Problem F3

x1 in [0,1], x2 in [-30,30]

MOPSO generates 200 non dominated points after 3200 evaluations.

Fig. 5- Problem F3. TRIBES, 160 runs of 20 evaluations

Fig. 6- Problem F3. TRIBES, 1200 runs of 10 evaluations. 194 non dominated points

Quite similar to Problem F2. TRIBES needs about 4 more evaluations to find the same result as MOPSO (see Fig. 6). However, again, if you give it exactly the same stop criterion (3200 evaluations), you already have a pretty good idea of the front (see Fig.5).

Conclusion and discussion

The good news is that TRIBES can perfectly solve multiobjective problems that are well known to be quite difficult. The bad new is that, not surprisingly, and for a given result quality, it sometimes needs far more position evaluations than the best specific PSO version MOPSO, which seems more or less equivalent to NSGA or PAES. Note that, though, all these specialized algorithms need to be carefully tuned, as TRIBES is completely adaptive and parameter free.

The processor time is still quite reasonable, say a few seconds for the above problems on a 333 MHz personal computer. Note that most of specific algorithms divide the search space into small parts (typically hypercubes, and that is why they are better (Of course, you could do the same with TRIBES, but it means you would have to arbitrary define the number of "cells"). It's OK in 2D, but for such algorithms the processor time will increase like 2D, where D is the number of dimensions. This won't be the case with TRIBES.

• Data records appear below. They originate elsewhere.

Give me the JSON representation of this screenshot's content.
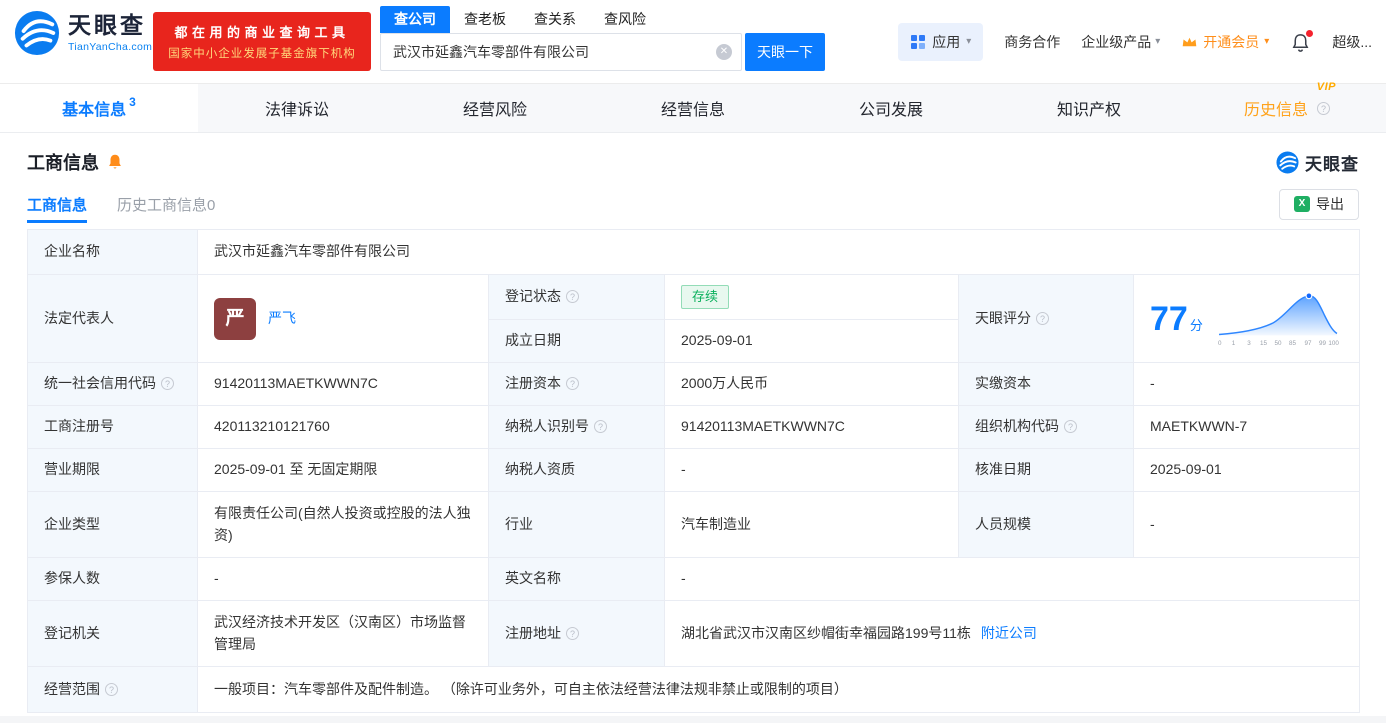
{
  "colors": {
    "accent": "#0b7cff",
    "promo_red": "#e8251d",
    "status_green": "#0ab05c",
    "vip_orange": "#ffa21a"
  },
  "header": {
    "logo_brand": "天眼查",
    "logo_domain": "TianYanCha.com",
    "promo_line1": "都在用的商业查询工具",
    "promo_line2": "国家中小企业发展子基金旗下机构",
    "search_tabs": [
      "查公司",
      "查老板",
      "查关系",
      "查风险"
    ],
    "search_value": "武汉市延鑫汽车零部件有限公司",
    "search_button": "天眼一下",
    "apps_label": "应用",
    "biz_coop": "商务合作",
    "enterprise_products": "企业级产品",
    "vip_upgrade": "开通会员",
    "super_label": "超级..."
  },
  "nav": {
    "tabs": [
      {
        "label": "基本信息",
        "badge": "3"
      },
      {
        "label": "法律诉讼"
      },
      {
        "label": "经营风险"
      },
      {
        "label": "经营信息"
      },
      {
        "label": "公司发展"
      },
      {
        "label": "知识产权"
      },
      {
        "label": "历史信息",
        "tag": "VIP"
      }
    ]
  },
  "section": {
    "title": "工商信息",
    "brand": "天眼查"
  },
  "subtabs": {
    "current": "工商信息",
    "history": "历史工商信息0",
    "export_label": "导出"
  },
  "info": {
    "company_name": {
      "label": "企业名称",
      "value": "武汉市延鑫汽车零部件有限公司"
    },
    "legal_rep": {
      "label": "法定代表人",
      "avatar": "严",
      "value": "严飞"
    },
    "reg_status": {
      "label": "登记状态",
      "value": "存续"
    },
    "establish_date": {
      "label": "成立日期",
      "value": "2025-09-01"
    },
    "score": {
      "label": "天眼评分",
      "value": "77",
      "unit": "分"
    },
    "credit_code": {
      "label": "统一社会信用代码",
      "value": "91420113MAETKWWN7C"
    },
    "reg_capital": {
      "label": "注册资本",
      "value": "2000万人民币"
    },
    "paid_capital": {
      "label": "实缴资本",
      "value": "-"
    },
    "reg_number": {
      "label": "工商注册号",
      "value": "420113210121760"
    },
    "taxpayer_id": {
      "label": "纳税人识别号",
      "value": "91420113MAETKWWN7C"
    },
    "org_code": {
      "label": "组织机构代码",
      "value": "MAETKWWN-7"
    },
    "business_term": {
      "label": "营业期限",
      "value": "2025-09-01 至 无固定期限"
    },
    "taxpayer_quality": {
      "label": "纳税人资质",
      "value": "-"
    },
    "approval_date": {
      "label": "核准日期",
      "value": "2025-09-01"
    },
    "company_type": {
      "label": "企业类型",
      "value": "有限责任公司(自然人投资或控股的法人独资)"
    },
    "industry": {
      "label": "行业",
      "value": "汽车制造业"
    },
    "staff_size": {
      "label": "人员规模",
      "value": "-"
    },
    "insured_count": {
      "label": "参保人数",
      "value": "-"
    },
    "english_name": {
      "label": "英文名称",
      "value": "-"
    },
    "reg_authority": {
      "label": "登记机关",
      "value": "武汉经济技术开发区（汉南区）市场监督管理局"
    },
    "reg_address": {
      "label": "注册地址",
      "value": "湖北省武汉市汉南区纱帽街幸福园路199号11栋",
      "link": "附近公司"
    },
    "business_scope": {
      "label": "经营范围",
      "value": "一般项目：汽车零部件及配件制造。 （除许可业务外，可自主依法经营法律法规非禁止或限制的项目）"
    }
  },
  "score_chart": {
    "type": "area",
    "x_ticks": [
      "0",
      "1",
      "3",
      "15",
      "50",
      "85",
      "97",
      "99",
      "100"
    ],
    "score": 77
  }
}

So, finally, it was certainly worthwhile to add the multiobjective option to TRIBES, for now any user can solve this kind of problem just by describing it, without the tedious process of finding the "good" parameters. The "price" of this easiness is not very high: just a bit more processor time.



[1] Coello Coello C. A., Lechuga M. S., "MOPSO: A Proposal for Multiple Objective Particle Swarm Optimization", Congress on Evolutionary Computation (CEC'2002), Piscataway, New Jersey, 2002, p. 1051-1056.

[2] Hu X., Eberhart R. C., "Multiobjective Optimization Using Dynamic Neighborhood Particle Swarm Optimization",Congress on Evolutionary Computation (CEC'2002), Piscataway, New Jersey, 2002, p. 1677-1681.

[3] Parsopoulos K. E., Vrahatis M. N., "Particle Swarm Optimization Method in Multiobjective Problems", ACM Symposium on Applied Computing (SAC 2002), 2002, p. 603-607.